┌──
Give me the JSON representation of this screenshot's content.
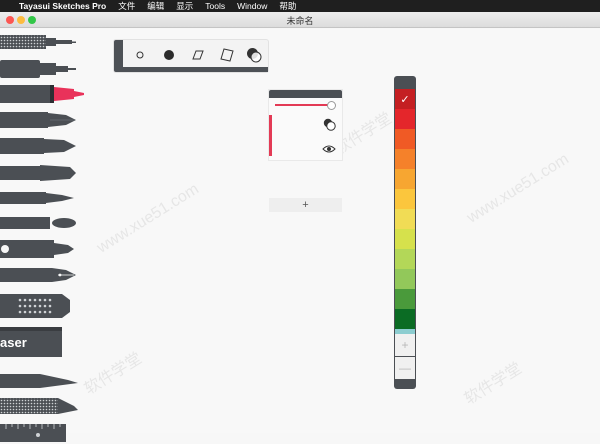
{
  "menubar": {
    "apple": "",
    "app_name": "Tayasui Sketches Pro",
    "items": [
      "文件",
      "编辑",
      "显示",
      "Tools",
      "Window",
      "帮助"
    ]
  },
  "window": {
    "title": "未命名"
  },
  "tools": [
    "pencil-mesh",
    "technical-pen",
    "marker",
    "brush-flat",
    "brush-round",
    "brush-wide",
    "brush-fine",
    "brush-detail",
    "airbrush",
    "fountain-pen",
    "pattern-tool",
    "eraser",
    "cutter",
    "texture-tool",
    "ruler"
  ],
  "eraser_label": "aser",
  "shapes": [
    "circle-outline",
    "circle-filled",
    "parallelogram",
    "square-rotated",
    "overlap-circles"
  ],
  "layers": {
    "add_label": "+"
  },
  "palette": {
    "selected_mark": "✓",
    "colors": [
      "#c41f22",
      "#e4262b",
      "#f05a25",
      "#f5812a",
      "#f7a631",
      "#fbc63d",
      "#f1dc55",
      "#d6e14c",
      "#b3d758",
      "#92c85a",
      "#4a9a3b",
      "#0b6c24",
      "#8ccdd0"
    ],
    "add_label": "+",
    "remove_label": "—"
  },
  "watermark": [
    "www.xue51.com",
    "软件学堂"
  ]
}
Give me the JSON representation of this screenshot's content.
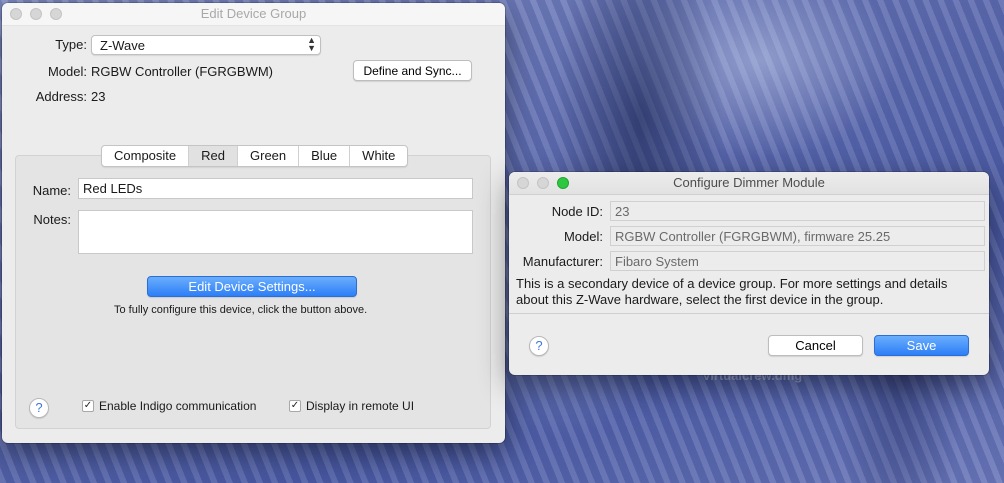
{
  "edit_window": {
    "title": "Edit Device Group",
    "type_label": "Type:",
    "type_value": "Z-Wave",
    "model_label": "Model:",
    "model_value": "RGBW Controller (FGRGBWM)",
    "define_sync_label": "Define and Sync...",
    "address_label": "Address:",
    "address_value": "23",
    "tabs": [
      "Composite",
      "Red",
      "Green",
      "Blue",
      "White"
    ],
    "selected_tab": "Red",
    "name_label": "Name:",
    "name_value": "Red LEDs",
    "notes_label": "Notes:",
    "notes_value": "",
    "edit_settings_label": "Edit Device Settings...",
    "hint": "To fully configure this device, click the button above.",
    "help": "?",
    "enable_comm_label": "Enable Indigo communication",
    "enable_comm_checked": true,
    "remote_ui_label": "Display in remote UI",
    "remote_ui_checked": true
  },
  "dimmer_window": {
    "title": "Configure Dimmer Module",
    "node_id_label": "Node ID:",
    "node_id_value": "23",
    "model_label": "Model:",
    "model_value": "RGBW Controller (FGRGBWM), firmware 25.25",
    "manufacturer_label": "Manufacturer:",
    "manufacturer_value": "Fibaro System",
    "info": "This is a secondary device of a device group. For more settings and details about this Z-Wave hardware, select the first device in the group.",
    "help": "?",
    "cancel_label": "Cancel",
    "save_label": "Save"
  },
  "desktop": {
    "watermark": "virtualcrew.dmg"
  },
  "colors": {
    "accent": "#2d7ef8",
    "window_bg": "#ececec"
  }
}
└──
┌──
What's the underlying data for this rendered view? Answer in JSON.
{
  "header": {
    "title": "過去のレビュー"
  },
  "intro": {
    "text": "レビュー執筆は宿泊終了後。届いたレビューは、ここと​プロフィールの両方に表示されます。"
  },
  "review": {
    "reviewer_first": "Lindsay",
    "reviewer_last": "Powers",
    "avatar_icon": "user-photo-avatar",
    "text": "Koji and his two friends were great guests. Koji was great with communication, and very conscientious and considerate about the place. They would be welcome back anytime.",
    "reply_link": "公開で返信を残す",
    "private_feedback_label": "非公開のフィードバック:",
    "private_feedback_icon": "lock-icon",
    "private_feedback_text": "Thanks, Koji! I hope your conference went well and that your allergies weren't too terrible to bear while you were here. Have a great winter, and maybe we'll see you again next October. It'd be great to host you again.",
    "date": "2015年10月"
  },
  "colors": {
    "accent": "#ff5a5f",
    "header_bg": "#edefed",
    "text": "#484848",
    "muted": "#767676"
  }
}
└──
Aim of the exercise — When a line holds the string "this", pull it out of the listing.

Exercise response —
Give me the JSON representation of this screenshot's content.
Give me the JSON representation of this screenshot's content.
    "hint": "To fully configure this device, click the button above.",
    "info": "This is a secondary device of a device group. For more settings and details about this Z-Wave hardware, select the first device in the group.",
What's the underlying data for this rendered view? Answer in JSON.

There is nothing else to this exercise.